▶ _What the task requires_
From the entries below, count every line that contains the word "Krystyna". Please give the number and nothing else.

▶ _Supplied information_

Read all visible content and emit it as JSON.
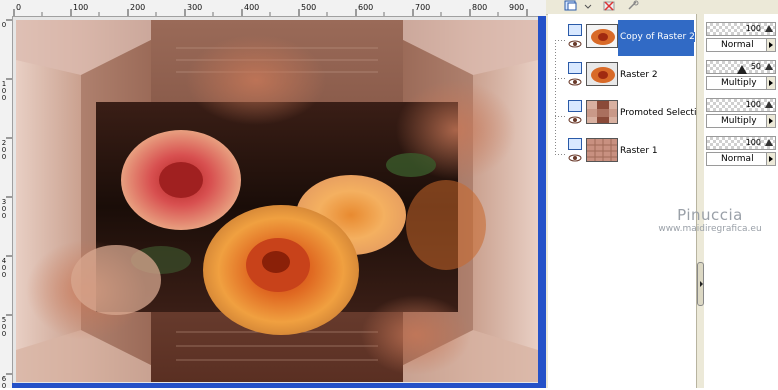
{
  "ruler": {
    "top_labels": [
      "0",
      "100",
      "200",
      "300",
      "400",
      "500",
      "600",
      "700",
      "800",
      "900"
    ],
    "left_labels": [
      "0",
      "1 0 0",
      "2 0 0",
      "3 0 0",
      "4 0 0",
      "5 0 0",
      "6 0"
    ]
  },
  "layers": [
    {
      "name": "Copy of Raster 2",
      "selected": true,
      "thumb": "rose-thumb"
    },
    {
      "name": "Raster 2",
      "selected": false,
      "thumb": "rose-thumb"
    },
    {
      "name": "Promoted Selectio",
      "selected": false,
      "thumb": "frame-thumb"
    },
    {
      "name": "Raster 1",
      "selected": false,
      "thumb": "pattern-thumb"
    }
  ],
  "layer_props": [
    {
      "opacity": "100",
      "blend": "Normal"
    },
    {
      "opacity": "50",
      "blend": "Multiply"
    },
    {
      "opacity": "100",
      "blend": "Multiply"
    },
    {
      "opacity": "100",
      "blend": "Normal"
    }
  ],
  "watermark": {
    "name": "Pinuccia",
    "site": "www.maidiregrafica.eu"
  },
  "colors": {
    "selection": "#316ac5",
    "panel_bg": "#ece9d8",
    "scrollbar": "#2451c8"
  },
  "icons": [
    "layer-icon",
    "eye-icon",
    "new-layer-icon",
    "delete-layer-icon",
    "link-icon"
  ]
}
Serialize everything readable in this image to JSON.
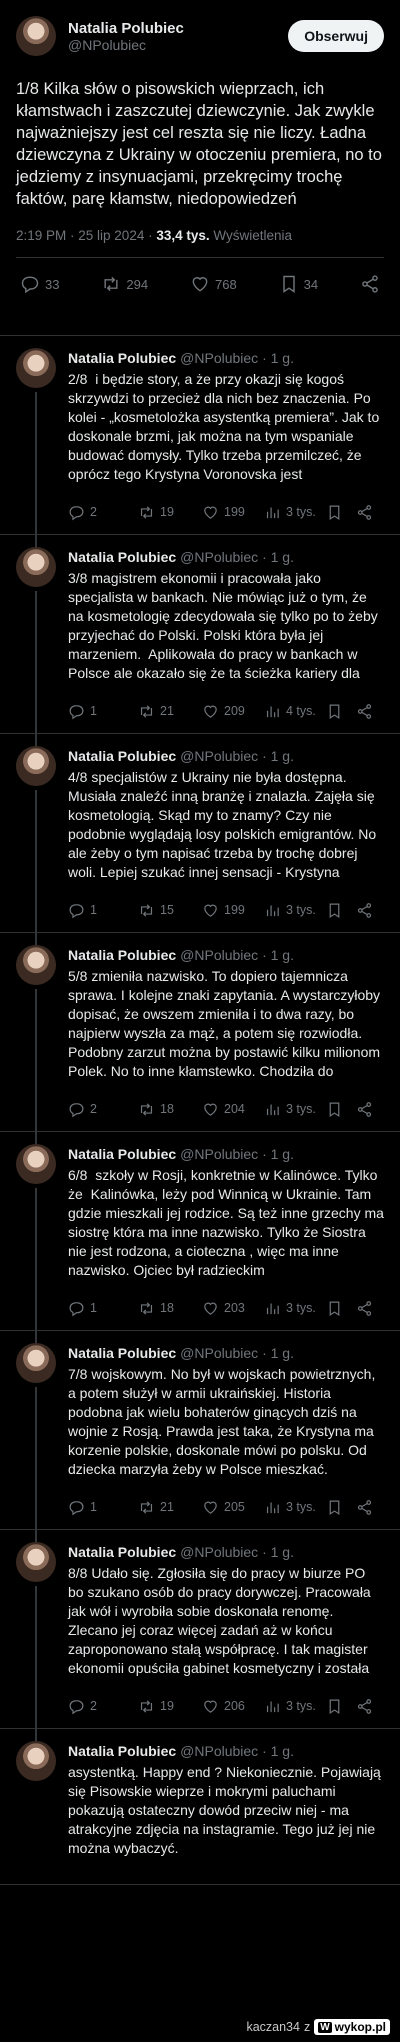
{
  "main_tweet": {
    "author_name": "Natalia Polubiec",
    "author_handle": "@NPolubiec",
    "follow_label": "Obserwuj",
    "text": "1/8 Kilka słów o pisowskich wieprzach, ich kłamstwach i zaszczutej dziewczynie. Jak zwykle najważniejszy jest cel reszta się nie liczy. Ładna dziewczyna z Ukrainy w otoczeniu premiera, no to jedziemy z insynuacjami, przekręcimy trochę faktów, parę kłamstw, niedopowiedzeń",
    "time": "2:19 PM · 25 lip 2024 · ",
    "views": "33,4 tys.",
    "views_label": " Wyświetlenia",
    "replies": "33",
    "reposts": "294",
    "likes": "768",
    "bookmarks": "34"
  },
  "replies": [
    {
      "name": "Natalia Polubiec",
      "meta": "@NPolubiec · 1 g.",
      "text": "2/8  i będzie story, a że przy okazji się kogoś skrzywdzi to przecież dla nich bez znaczenia. Po kolei - „kosmetolożka asystentką premiera”. Jak to doskonale brzmi, jak można na tym wspaniale budować domysły. Tylko trzeba przemilczeć, że oprócz tego Krystyna Voronovska jest",
      "replies": "2",
      "reposts": "19",
      "likes": "199",
      "views": "3 tys."
    },
    {
      "name": "Natalia Polubiec",
      "meta": "@NPolubiec · 1 g.",
      "text": "3/8 magistrem ekonomii i pracowała jako specjalista w bankach. Nie mówiąc już o tym, że na kosmetologię zdecydowała się tylko po to żeby przyjechać do Polski. Polski która była jej marzeniem.  Aplikowała do pracy w bankach w Polsce ale okazało się że ta ścieżka kariery dla",
      "replies": "1",
      "reposts": "21",
      "likes": "209",
      "views": "4 tys."
    },
    {
      "name": "Natalia Polubiec",
      "meta": "@NPolubiec · 1 g.",
      "text": "4/8 specjalistów z Ukrainy nie była dostępna. Musiała znaleźć inną branżę i znalazła. Zajęła się kosmetologią. Skąd my to znamy? Czy nie podobnie wyglądają losy polskich emigrantów. No ale żeby o tym napisać trzeba by trochę dobrej woli. Lepiej szukać innej sensacji - Krystyna",
      "replies": "1",
      "reposts": "15",
      "likes": "199",
      "views": "3 tys."
    },
    {
      "name": "Natalia Polubiec",
      "meta": "@NPolubiec · 1 g.",
      "text": "5/8 zmieniła nazwisko. To dopiero tajemnicza sprawa. I kolejne znaki zapytania. A wystarczyłoby dopisać, że owszem zmieniła i to dwa razy, bo najpierw wyszła za mąż, a potem się rozwiodła. Podobny zarzut można by postawić kilku milionom Polek. No to inne kłamstewko. Chodziła do",
      "replies": "2",
      "reposts": "18",
      "likes": "204",
      "views": "3 tys."
    },
    {
      "name": "Natalia Polubiec",
      "meta": "@NPolubiec · 1 g.",
      "text": "6/8  szkoły w Rosji, konkretnie w Kalinówce. Tylko że  Kalinówka, leży pod Winnicą w Ukrainie. Tam gdzie mieszkali jej rodzice. Są też inne grzechy ma siostrę która ma inne nazwisko. Tylko że Siostra nie jest rodzona, a cioteczna , więc ma inne nazwisko. Ojciec był radzieckim",
      "replies": "1",
      "reposts": "18",
      "likes": "203",
      "views": "3 tys."
    },
    {
      "name": "Natalia Polubiec",
      "meta": "@NPolubiec · 1 g.",
      "text": "7/8 wojskowym. No był w wojskach powietrznych, a potem służył w armii ukraińskiej. Historia podobna jak wielu bohaterów ginących dziś na wojnie z Rosją. Prawda jest taka, że Krystyna ma korzenie polskie, doskonale mówi po polsku. Od dziecka marzyła żeby w Polsce mieszkać.",
      "replies": "1",
      "reposts": "21",
      "likes": "205",
      "views": "3 tys."
    },
    {
      "name": "Natalia Polubiec",
      "meta": "@NPolubiec · 1 g.",
      "text": "8/8 Udało się. Zgłosiła się do pracy w biurze PO bo szukano osób do pracy dorywczej. Pracowała jak wół i wyrobiła sobie doskonała renomę. Zlecano jej coraz więcej zadań aż w końcu zaproponowano stałą współpracę. I tak magister ekonomii opuściła gabinet kosmetyczny i została",
      "replies": "2",
      "reposts": "19",
      "likes": "206",
      "views": "3 tys."
    },
    {
      "name": "Natalia Polubiec",
      "meta": "@NPolubiec · 1 g.",
      "text": "asystentką. Happy end ? Niekoniecznie. Pojawiają się Pisowskie wieprze i mokrymi paluchami pokazują ostateczny dowód przeciw niej - ma atrakcyjne zdjęcia na instagramie. Tego już jej nie można wybaczyć."
    }
  ],
  "footer": {
    "user": "kaczan34",
    "sep": "z",
    "site": "wykop.pl"
  }
}
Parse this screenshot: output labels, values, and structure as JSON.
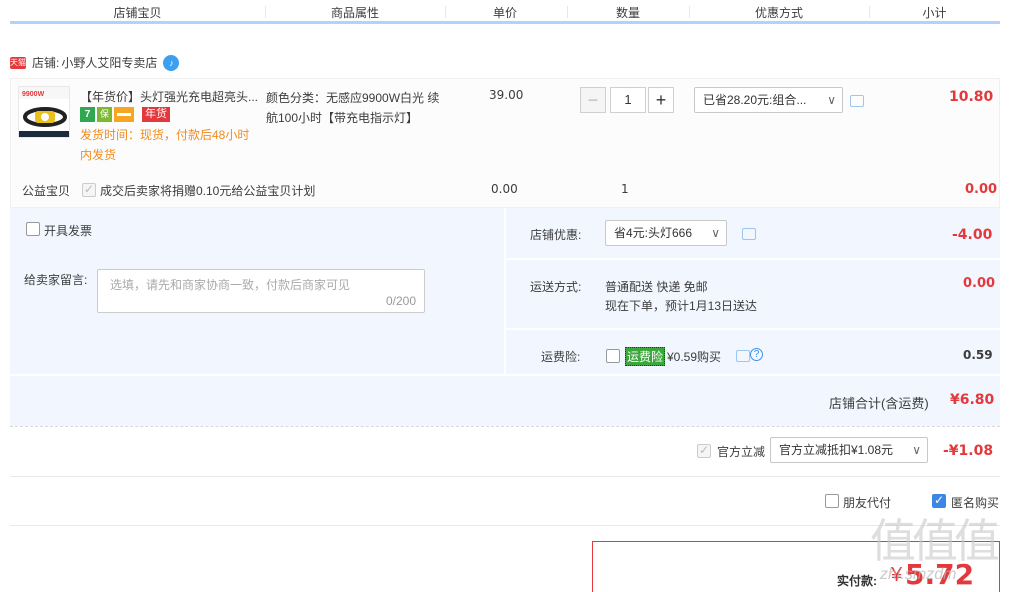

▶ _Reply to the task_
3